YOUR INSTRUCTIONS: Every record must be retyped exactly as it reads.

+++ AVAILABLE DATA +++

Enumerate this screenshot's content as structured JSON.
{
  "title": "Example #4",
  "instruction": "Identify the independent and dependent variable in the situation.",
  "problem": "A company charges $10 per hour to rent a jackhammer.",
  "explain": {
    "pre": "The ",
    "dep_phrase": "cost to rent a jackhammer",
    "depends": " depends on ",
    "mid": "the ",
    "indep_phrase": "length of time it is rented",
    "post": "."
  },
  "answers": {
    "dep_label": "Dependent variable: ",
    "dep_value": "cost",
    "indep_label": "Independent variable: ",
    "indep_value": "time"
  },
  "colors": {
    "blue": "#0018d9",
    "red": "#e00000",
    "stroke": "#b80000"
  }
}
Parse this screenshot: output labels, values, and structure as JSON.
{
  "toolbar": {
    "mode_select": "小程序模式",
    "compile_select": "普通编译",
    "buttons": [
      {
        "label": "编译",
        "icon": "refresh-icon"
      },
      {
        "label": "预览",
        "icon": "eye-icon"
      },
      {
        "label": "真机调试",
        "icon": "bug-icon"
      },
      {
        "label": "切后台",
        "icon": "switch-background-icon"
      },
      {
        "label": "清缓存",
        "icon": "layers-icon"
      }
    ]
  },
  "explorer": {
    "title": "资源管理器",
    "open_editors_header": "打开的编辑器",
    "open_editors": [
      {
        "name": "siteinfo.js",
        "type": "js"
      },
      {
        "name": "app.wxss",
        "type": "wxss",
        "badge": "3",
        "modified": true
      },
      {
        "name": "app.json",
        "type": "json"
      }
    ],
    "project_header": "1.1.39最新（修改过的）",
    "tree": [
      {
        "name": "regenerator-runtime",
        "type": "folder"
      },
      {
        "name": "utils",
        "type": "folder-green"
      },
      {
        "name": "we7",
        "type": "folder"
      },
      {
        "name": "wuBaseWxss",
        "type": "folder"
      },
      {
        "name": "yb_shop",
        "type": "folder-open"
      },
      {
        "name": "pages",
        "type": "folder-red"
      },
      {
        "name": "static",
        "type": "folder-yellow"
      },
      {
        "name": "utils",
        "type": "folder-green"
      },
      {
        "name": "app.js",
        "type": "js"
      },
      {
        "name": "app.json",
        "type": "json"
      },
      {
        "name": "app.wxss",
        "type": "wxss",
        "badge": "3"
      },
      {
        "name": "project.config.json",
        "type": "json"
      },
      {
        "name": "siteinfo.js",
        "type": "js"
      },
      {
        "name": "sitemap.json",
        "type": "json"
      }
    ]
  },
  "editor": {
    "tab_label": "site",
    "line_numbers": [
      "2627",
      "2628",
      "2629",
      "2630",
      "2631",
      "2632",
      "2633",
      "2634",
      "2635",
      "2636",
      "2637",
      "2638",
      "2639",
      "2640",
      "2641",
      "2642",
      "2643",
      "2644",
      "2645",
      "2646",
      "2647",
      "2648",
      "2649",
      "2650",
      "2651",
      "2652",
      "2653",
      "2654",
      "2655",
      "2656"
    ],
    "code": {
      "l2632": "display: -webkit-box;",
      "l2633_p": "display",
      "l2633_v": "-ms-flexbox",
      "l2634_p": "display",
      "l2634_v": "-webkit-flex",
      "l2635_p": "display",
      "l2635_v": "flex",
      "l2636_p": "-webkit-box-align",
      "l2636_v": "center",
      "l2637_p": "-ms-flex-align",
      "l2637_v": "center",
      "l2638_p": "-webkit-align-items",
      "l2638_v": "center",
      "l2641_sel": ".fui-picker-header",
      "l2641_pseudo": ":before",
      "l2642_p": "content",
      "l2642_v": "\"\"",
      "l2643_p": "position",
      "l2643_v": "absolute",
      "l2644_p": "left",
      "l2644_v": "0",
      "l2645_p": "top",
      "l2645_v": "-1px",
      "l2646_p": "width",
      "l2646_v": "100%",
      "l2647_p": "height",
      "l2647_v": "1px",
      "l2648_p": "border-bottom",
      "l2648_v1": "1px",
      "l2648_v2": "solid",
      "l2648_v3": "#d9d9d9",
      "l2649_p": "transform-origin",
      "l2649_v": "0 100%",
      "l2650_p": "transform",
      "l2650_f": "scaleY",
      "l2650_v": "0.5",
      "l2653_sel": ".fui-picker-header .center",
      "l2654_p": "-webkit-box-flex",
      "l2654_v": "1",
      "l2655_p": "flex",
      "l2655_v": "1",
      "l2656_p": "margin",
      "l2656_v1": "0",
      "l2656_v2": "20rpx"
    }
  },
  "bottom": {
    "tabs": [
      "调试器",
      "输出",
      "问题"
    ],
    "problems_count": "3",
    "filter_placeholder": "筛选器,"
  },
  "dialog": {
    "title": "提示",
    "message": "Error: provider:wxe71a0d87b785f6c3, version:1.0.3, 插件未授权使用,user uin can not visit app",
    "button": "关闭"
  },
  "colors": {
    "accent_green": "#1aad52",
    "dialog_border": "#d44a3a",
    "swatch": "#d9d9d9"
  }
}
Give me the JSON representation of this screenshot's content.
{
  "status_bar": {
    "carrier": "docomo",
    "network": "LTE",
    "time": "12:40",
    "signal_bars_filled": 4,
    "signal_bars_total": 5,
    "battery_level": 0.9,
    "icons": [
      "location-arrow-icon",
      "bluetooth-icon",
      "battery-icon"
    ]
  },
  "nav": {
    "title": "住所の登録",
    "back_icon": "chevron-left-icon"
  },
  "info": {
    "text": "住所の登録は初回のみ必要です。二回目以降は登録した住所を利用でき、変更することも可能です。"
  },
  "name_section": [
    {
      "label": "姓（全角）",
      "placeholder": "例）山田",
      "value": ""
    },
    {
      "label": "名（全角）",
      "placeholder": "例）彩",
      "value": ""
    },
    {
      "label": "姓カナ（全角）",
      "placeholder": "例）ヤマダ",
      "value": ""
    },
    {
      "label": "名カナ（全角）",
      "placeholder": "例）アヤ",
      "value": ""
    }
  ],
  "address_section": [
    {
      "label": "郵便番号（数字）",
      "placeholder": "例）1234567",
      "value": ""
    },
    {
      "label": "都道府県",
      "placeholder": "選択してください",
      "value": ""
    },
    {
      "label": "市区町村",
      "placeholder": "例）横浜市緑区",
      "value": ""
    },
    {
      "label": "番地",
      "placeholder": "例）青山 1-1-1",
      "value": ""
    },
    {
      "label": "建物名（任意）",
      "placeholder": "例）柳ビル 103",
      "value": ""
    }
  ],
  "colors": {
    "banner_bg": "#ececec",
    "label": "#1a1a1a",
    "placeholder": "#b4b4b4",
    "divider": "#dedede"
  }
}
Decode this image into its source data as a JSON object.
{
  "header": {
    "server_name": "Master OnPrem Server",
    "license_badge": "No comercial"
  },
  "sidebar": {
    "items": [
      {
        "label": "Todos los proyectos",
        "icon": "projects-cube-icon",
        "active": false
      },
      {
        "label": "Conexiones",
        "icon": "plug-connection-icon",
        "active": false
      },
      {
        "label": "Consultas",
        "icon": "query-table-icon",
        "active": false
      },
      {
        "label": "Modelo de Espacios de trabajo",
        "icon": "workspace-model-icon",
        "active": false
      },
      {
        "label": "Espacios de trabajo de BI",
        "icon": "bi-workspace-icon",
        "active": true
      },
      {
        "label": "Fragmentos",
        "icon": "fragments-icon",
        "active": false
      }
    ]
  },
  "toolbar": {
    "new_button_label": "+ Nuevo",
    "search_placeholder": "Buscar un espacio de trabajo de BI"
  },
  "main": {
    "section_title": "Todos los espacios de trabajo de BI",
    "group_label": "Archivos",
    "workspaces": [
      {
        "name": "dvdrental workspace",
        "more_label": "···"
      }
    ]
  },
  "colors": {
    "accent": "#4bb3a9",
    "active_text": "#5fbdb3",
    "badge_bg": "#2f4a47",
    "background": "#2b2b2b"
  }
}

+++

TASK SOLUTION:
Enumerate this screenshot's content as structured JSON.
{
  "title": "Example #4",
  "instruction": "Identify the independent and dependent variable in the situation.",
  "problem": "A company charges $10 per hour to rent a jackhammer.",
  "explain": {
    "pre": "The ",
    "dep_phrase": "cost to rent a jackhammer",
    "depends": " depends on ",
    "mid": "the ",
    "indep_phrase": "length of time it is rented",
    "post": "."
  },
  "answers": {
    "dep_label": "Dependent variable: ",
    "dep_value": "cost",
    "indep_label": "Independent variable: ",
    "indep_value": "time"
  },
  "colors": {
    "blue": "#0018d9",
    "red": "#e00000",
    "stroke": "#b80000"
  }
}
Parse this screenshot: output labels, values, and structure as JSON.
{
  "toolbar": {
    "mode_select": "小程序模式",
    "compile_select": "普通编译",
    "buttons": [
      {
        "label": "编译",
        "icon": "refresh-icon"
      },
      {
        "label": "预览",
        "icon": "eye-icon"
      },
      {
        "label": "真机调试",
        "icon": "bug-icon"
      },
      {
        "label": "切后台",
        "icon": "switch-background-icon"
      },
      {
        "label": "清缓存",
        "icon": "layers-icon"
      }
    ]
  },
  "explorer": {
    "title": "资源管理器",
    "open_editors_header": "打开的编辑器",
    "open_editors": [
      {
        "name": "siteinfo.js",
        "type": "js"
      },
      {
        "name": "app.wxss",
        "type": "wxss",
        "badge": "3",
        "modified": true
      },
      {
        "name": "app.json",
        "type": "json"
      }
    ],
    "project_header": "1.1.39最新（修改过的）",
    "tree": [
      {
        "name": "regenerator-runtime",
        "type": "folder"
      },
      {
        "name": "utils",
        "type": "folder-green"
      },
      {
        "name": "we7",
        "type": "folder"
      },
      {
        "name": "wuBaseWxss",
        "type": "folder"
      },
      {
        "name": "yb_shop",
        "type": "folder-open"
      },
      {
        "name": "pages",
        "type": "folder-red"
      },
      {
        "name": "static",
        "type": "folder-yellow"
      },
      {
        "name": "utils",
        "type": "folder-green"
      },
      {
        "name": "app.js",
        "type": "js"
      },
      {
        "name": "app.json",
        "type": "json"
      },
      {
        "name": "app.wxss",
        "type": "wxss",
        "badge": "3"
      },
      {
        "name": "project.config.json",
        "type": "json"
      },
      {
        "name": "siteinfo.js",
        "type": "js"
      },
      {
        "name": "sitemap.json",
        "type": "json"
      }
    ]
  },
  "editor": {
    "tab_label": "site",
    "line_numbers": [
      "2627",
      "2628",
      "2629",
      "2630",
      "2631",
      "2632",
      "2633",
      "2634",
      "2635",
      "2636",
      "2637",
      "2638",
      "2639",
      "2640",
      "2641",
      "2642",
      "2643",
      "2644",
      "2645",
      "2646",
      "2647",
      "2648",
      "2649",
      "2650",
      "2651",
      "2652",
      "2653",
      "2654",
      "2655",
      "2656"
    ],
    "code": {
      "l2632": "display: -webkit-box;",
      "l2633_p": "display",
      "l2633_v": "-ms-flexbox",
      "l2634_p": "display",
      "l2634_v": "-webkit-flex",
      "l2635_p": "display",
      "l2635_v": "flex",
      "l2636_p": "-webkit-box-align",
      "l2636_v": "center",
      "l2637_p": "-ms-flex-align",
      "l2637_v": "center",
      "l2638_p": "-webkit-align-items",
      "l2638_v": "center",
      "l2641_sel": ".fui-picker-header",
      "l2641_pseudo": ":before",
      "l2642_p": "content",
      "l2642_v": "\"\"",
      "l2643_p": "position",
      "l2643_v": "absolute",
      "l2644_p": "left",
      "l2644_v": "0",
      "l2645_p": "top",
      "l2645_v": "-1px",
      "l2646_p": "width",
      "l2646_v": "100%",
      "l2647_p": "height",
      "l2647_v": "1px",
      "l2648_p": "border-bottom",
      "l2648_v1": "1px",
      "l2648_v2": "solid",
      "l2648_v3": "#d9d9d9",
      "l2649_p": "transform-origin",
      "l2649_v": "0 100%",
      "l2650_p": "transform",
      "l2650_f": "scaleY",
      "l2650_v": "0.5",
      "l2653_sel": ".fui-picker-header .center",
      "l2654_p": "-webkit-box-flex",
      "l2654_v": "1",
      "l2655_p": "flex",
      "l2655_v": "1",
      "l2656_p": "margin",
      "l2656_v1": "0",
      "l2656_v2": "20rpx"
    }
  },
  "bottom": {
    "tabs": [
      "调试器",
      "输出",
      "问题"
    ],
    "problems_count": "3",
    "filter_placeholder": "筛选器,"
  },
  "dialog": {
    "title": "提示",
    "message": "Error: provider:wxe71a0d87b785f6c3, version:1.0.3, 插件未授权使用,user uin can not visit app",
    "button": "关闭"
  },
  "colors": {
    "accent_green": "#1aad52",
    "dialog_border": "#d44a3a",
    "swatch": "#d9d9d9"
  }
}
Give me the JSON representation of this screenshot's content.
{
  "status_bar": {
    "carrier": "docomo",
    "network": "LTE",
    "time": "12:40",
    "signal_bars_filled": 4,
    "signal_bars_total": 5,
    "battery_level": 0.9,
    "icons": [
      "location-arrow-icon",
      "bluetooth-icon",
      "battery-icon"
    ]
  },
  "nav": {
    "title": "住所の登録",
    "back_icon": "chevron-left-icon"
  },
  "info": {
    "text": "住所の登録は初回のみ必要です。二回目以降は登録した住所を利用でき、変更することも可能です。"
  },
  "name_section": [
    {
      "label": "姓（全角）",
      "placeholder": "例）山田",
      "value": ""
    },
    {
      "label": "名（全角）",
      "placeholder": "例）彩",
      "value": ""
    },
    {
      "label": "姓カナ（全角）",
      "placeholder": "例）ヤマダ",
      "value": ""
    },
    {
      "label": "名カナ（全角）",
      "placeholder": "例）アヤ",
      "value": ""
    }
  ],
  "address_section": [
    {
      "label": "郵便番号（数字）",
      "placeholder": "例）1234567",
      "value": ""
    },
    {
      "label": "都道府県",
      "placeholder": "選択してください",
      "value": ""
    },
    {
      "label": "市区町村",
      "placeholder": "例）横浜市緑区",
      "value": ""
    },
    {
      "label": "番地",
      "placeholder": "例）青山 1-1-1",
      "value": ""
    },
    {
      "label": "建物名（任意）",
      "placeholder": "例）柳ビル 103",
      "value": ""
    }
  ],
  "colors": {
    "banner_bg": "#ececec",
    "label": "#1a1a1a",
    "placeholder": "#b4b4b4",
    "divider": "#dedede"
  }
}
Decode this image into its source data as a JSON object.
{
  "header": {
    "server_name": "Master OnPrem Server",
    "license_badge": "No comercial"
  },
  "sidebar": {
    "items": [
      {
        "label": "Todos los proyectos",
        "icon": "projects-cube-icon",
        "active": false
      },
      {
        "label": "Conexiones",
        "icon": "plug-connection-icon",
        "active": false
      },
      {
        "label": "Consultas",
        "icon": "query-table-icon",
        "active": false
      },
      {
        "label": "Modelo de Espacios de trabajo",
        "icon": "workspace-model-icon",
        "active": false
      },
      {
        "label": "Espacios de trabajo de BI",
        "icon": "bi-workspace-icon",
        "active": true
      },
      {
        "label": "Fragmentos",
        "icon": "fragments-icon",
        "active": false
      }
    ]
  },
  "toolbar": {
    "new_button_label": "+ Nuevo",
    "search_placeholder": "Buscar un espacio de trabajo de BI"
  },
  "main": {
    "section_title": "Todos los espacios de trabajo de BI",
    "group_label": "Archivos",
    "workspaces": [
      {
        "name": "dvdrental workspace",
        "more_label": "···"
      }
    ]
  },
  "colors": {
    "accent": "#4bb3a9",
    "active_text": "#5fbdb3",
    "badge_bg": "#2f4a47",
    "background": "#2b2b2b"
  }
}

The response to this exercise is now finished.